:: Given data ::

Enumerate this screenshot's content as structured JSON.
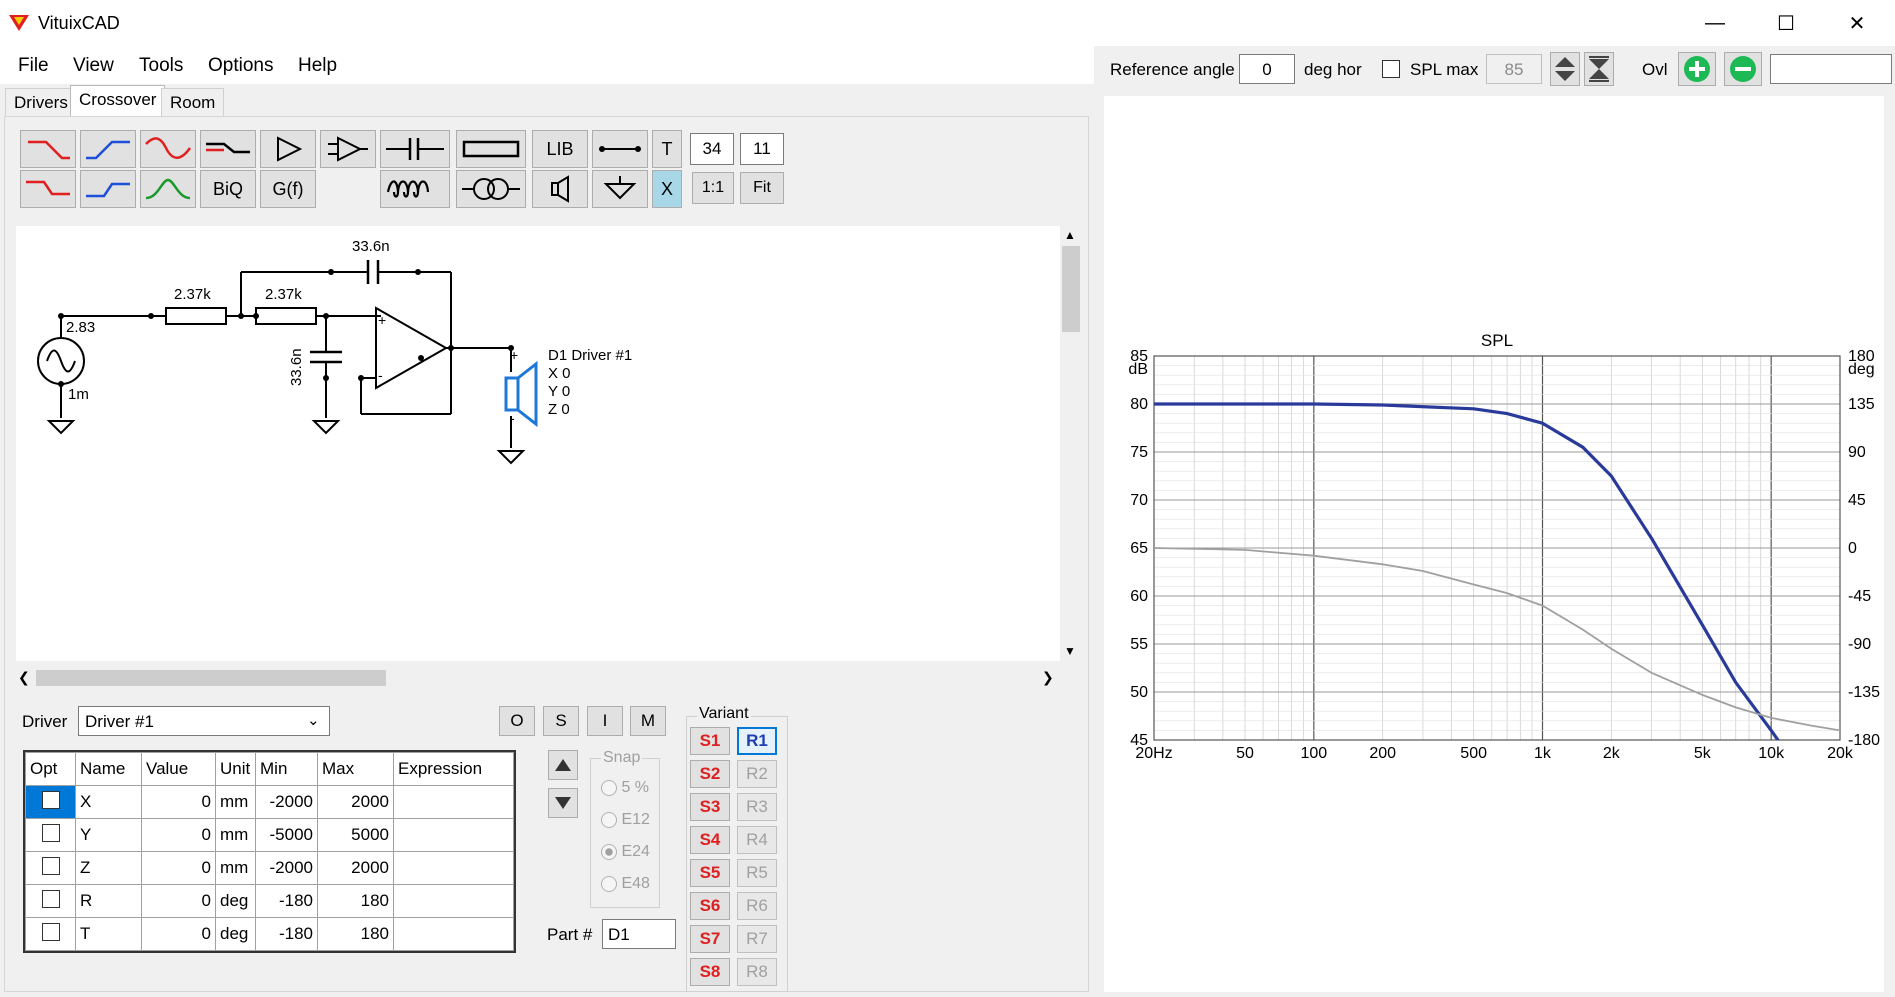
{
  "window": {
    "title": "VituixCAD",
    "colors": {
      "accent": "#0078d7",
      "red": "#e02020",
      "blue": "#2a3a9a"
    }
  },
  "menu": [
    "File",
    "View",
    "Tools",
    "Options",
    "Help"
  ],
  "tabs": [
    "Drivers",
    "Crossover",
    "Room"
  ],
  "toolbar": {
    "biq": "BiQ",
    "gf": "G(f)",
    "lib": "LIB",
    "t": "T",
    "x": "X",
    "one_to_one": "1:1",
    "fit": "Fit",
    "box1": "34",
    "box2": "11"
  },
  "schematic": {
    "source_v": "2.83",
    "source_r": "1m",
    "r1": "2.37k",
    "r2": "2.37k",
    "c1": "33.6n",
    "c2": "33.6n",
    "driver_name": "D1 Driver #1",
    "dx": "X 0",
    "dy": "Y 0",
    "dz": "Z 0",
    "plus": "+",
    "minus": "-"
  },
  "driver_panel": {
    "label": "Driver",
    "selected": "Driver #1",
    "btns": [
      "O",
      "S",
      "I",
      "M"
    ],
    "columns": [
      "Opt",
      "Name",
      "Value",
      "Unit",
      "Min",
      "Max",
      "Expression"
    ],
    "rows": [
      {
        "name": "X",
        "value": "0",
        "unit": "mm",
        "min": "-2000",
        "max": "2000"
      },
      {
        "name": "Y",
        "value": "0",
        "unit": "mm",
        "min": "-5000",
        "max": "5000"
      },
      {
        "name": "Z",
        "value": "0",
        "unit": "mm",
        "min": "-2000",
        "max": "2000"
      },
      {
        "name": "R",
        "value": "0",
        "unit": "deg",
        "min": "-180",
        "max": "180"
      },
      {
        "name": "T",
        "value": "0",
        "unit": "deg",
        "min": "-180",
        "max": "180"
      }
    ],
    "snap": {
      "label": "Snap",
      "options": [
        "5 %",
        "E12",
        "E24",
        "E48"
      ],
      "selected": "E24"
    },
    "part_label": "Part #",
    "part_value": "D1"
  },
  "variant": {
    "label": "Variant",
    "s": [
      "S1",
      "S2",
      "S3",
      "S4",
      "S5",
      "S6",
      "S7",
      "S8"
    ],
    "r": [
      "R1",
      "R2",
      "R3",
      "R4",
      "R5",
      "R6",
      "R7",
      "R8"
    ]
  },
  "right_toolbar": {
    "ref_label": "Reference angle",
    "ref_value": "0",
    "deg_hor": "deg hor",
    "splmax_label": "SPL max",
    "splmax_value": "85",
    "ovl": "Ovl"
  },
  "chart_data": {
    "type": "line",
    "title": "SPL",
    "ylabel_left": "dB",
    "ylabel_right": "deg",
    "x_scale": "log",
    "xlim": [
      20,
      20000
    ],
    "ylim": [
      45,
      85
    ],
    "ylim_right": [
      -180,
      180
    ],
    "x_ticks": [
      "20Hz",
      "50",
      "100",
      "200",
      "500",
      "1k",
      "2k",
      "5k",
      "10k",
      "20k"
    ],
    "y_ticks": [
      "45",
      "50",
      "55",
      "60",
      "65",
      "70",
      "75",
      "80",
      "85"
    ],
    "y_ticks_right": [
      "-180",
      "-135",
      "-90",
      "-45",
      "0",
      "45",
      "90",
      "135",
      "180"
    ],
    "grid": true,
    "series": [
      {
        "color": "#2a3a9a",
        "x": [
          20,
          50,
          100,
          200,
          500,
          700,
          1000,
          1500,
          2000,
          3000,
          5000,
          7000,
          10000,
          15000
        ],
        "y": [
          80,
          80,
          80,
          79.9,
          79.5,
          79,
          78,
          75.5,
          72.5,
          66,
          57,
          51,
          46,
          40
        ]
      },
      {
        "color": "#a0a0a0",
        "x": [
          20,
          50,
          100,
          200,
          300,
          500,
          700,
          1000,
          1500,
          2000,
          3000,
          5000,
          7000,
          10000,
          15000,
          20000
        ],
        "y": [
          65,
          64.8,
          64.2,
          63.3,
          62.6,
          61.2,
          60.3,
          59,
          56.5,
          54.5,
          52,
          49.7,
          48.4,
          47.3,
          46.5,
          46
        ]
      }
    ]
  }
}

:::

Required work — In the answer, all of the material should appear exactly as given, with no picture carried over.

Reply to the task —
Enumerate this screenshot's content as structured JSON.
{
  "window": {
    "title": "VituixCAD",
    "colors": {
      "accent": "#0078d7",
      "red": "#e02020",
      "blue": "#2a3a9a"
    }
  },
  "menu": [
    "File",
    "View",
    "Tools",
    "Options",
    "Help"
  ],
  "tabs": [
    "Drivers",
    "Crossover",
    "Room"
  ],
  "toolbar": {
    "biq": "BiQ",
    "gf": "G(f)",
    "lib": "LIB",
    "t": "T",
    "x": "X",
    "one_to_one": "1:1",
    "fit": "Fit",
    "box1": "34",
    "box2": "11"
  },
  "schematic": {
    "source_v": "2.83",
    "source_r": "1m",
    "r1": "2.37k",
    "r2": "2.37k",
    "c1": "33.6n",
    "c2": "33.6n",
    "driver_name": "D1 Driver #1",
    "dx": "X 0",
    "dy": "Y 0",
    "dz": "Z 0",
    "plus": "+",
    "minus": "-"
  },
  "driver_panel": {
    "label": "Driver",
    "selected": "Driver #1",
    "btns": [
      "O",
      "S",
      "I",
      "M"
    ],
    "columns": [
      "Opt",
      "Name",
      "Value",
      "Unit",
      "Min",
      "Max",
      "Expression"
    ],
    "rows": [
      {
        "name": "X",
        "value": "0",
        "unit": "mm",
        "min": "-2000",
        "max": "2000"
      },
      {
        "name": "Y",
        "value": "0",
        "unit": "mm",
        "min": "-5000",
        "max": "5000"
      },
      {
        "name": "Z",
        "value": "0",
        "unit": "mm",
        "min": "-2000",
        "max": "2000"
      },
      {
        "name": "R",
        "value": "0",
        "unit": "deg",
        "min": "-180",
        "max": "180"
      },
      {
        "name": "T",
        "value": "0",
        "unit": "deg",
        "min": "-180",
        "max": "180"
      }
    ],
    "snap": {
      "label": "Snap",
      "options": [
        "5 %",
        "E12",
        "E24",
        "E48"
      ],
      "selected": "E24"
    },
    "part_label": "Part #",
    "part_value": "D1"
  },
  "variant": {
    "label": "Variant",
    "s": [
      "S1",
      "S2",
      "S3",
      "S4",
      "S5",
      "S6",
      "S7",
      "S8"
    ],
    "r": [
      "R1",
      "R2",
      "R3",
      "R4",
      "R5",
      "R6",
      "R7",
      "R8"
    ]
  },
  "right_toolbar": {
    "ref_label": "Reference angle",
    "ref_value": "0",
    "deg_hor": "deg hor",
    "splmax_label": "SPL max",
    "splmax_value": "85",
    "ovl": "Ovl"
  },
  "chart_data": {
    "type": "line",
    "title": "SPL",
    "ylabel_left": "dB",
    "ylabel_right": "deg",
    "x_scale": "log",
    "xlim": [
      20,
      20000
    ],
    "ylim": [
      45,
      85
    ],
    "ylim_right": [
      -180,
      180
    ],
    "x_ticks": [
      "20Hz",
      "50",
      "100",
      "200",
      "500",
      "1k",
      "2k",
      "5k",
      "10k",
      "20k"
    ],
    "y_ticks": [
      "45",
      "50",
      "55",
      "60",
      "65",
      "70",
      "75",
      "80",
      "85"
    ],
    "y_ticks_right": [
      "-180",
      "-135",
      "-90",
      "-45",
      "0",
      "45",
      "90",
      "135",
      "180"
    ],
    "grid": true,
    "series": [
      {
        "color": "#2a3a9a",
        "x": [
          20,
          50,
          100,
          200,
          500,
          700,
          1000,
          1500,
          2000,
          3000,
          5000,
          7000,
          10000,
          15000
        ],
        "y": [
          80,
          80,
          80,
          79.9,
          79.5,
          79,
          78,
          75.5,
          72.5,
          66,
          57,
          51,
          46,
          40
        ]
      },
      {
        "color": "#a0a0a0",
        "x": [
          20,
          50,
          100,
          200,
          300,
          500,
          700,
          1000,
          1500,
          2000,
          3000,
          5000,
          7000,
          10000,
          15000,
          20000
        ],
        "y": [
          65,
          64.8,
          64.2,
          63.3,
          62.6,
          61.2,
          60.3,
          59,
          56.5,
          54.5,
          52,
          49.7,
          48.4,
          47.3,
          46.5,
          46
        ]
      }
    ]
  }
}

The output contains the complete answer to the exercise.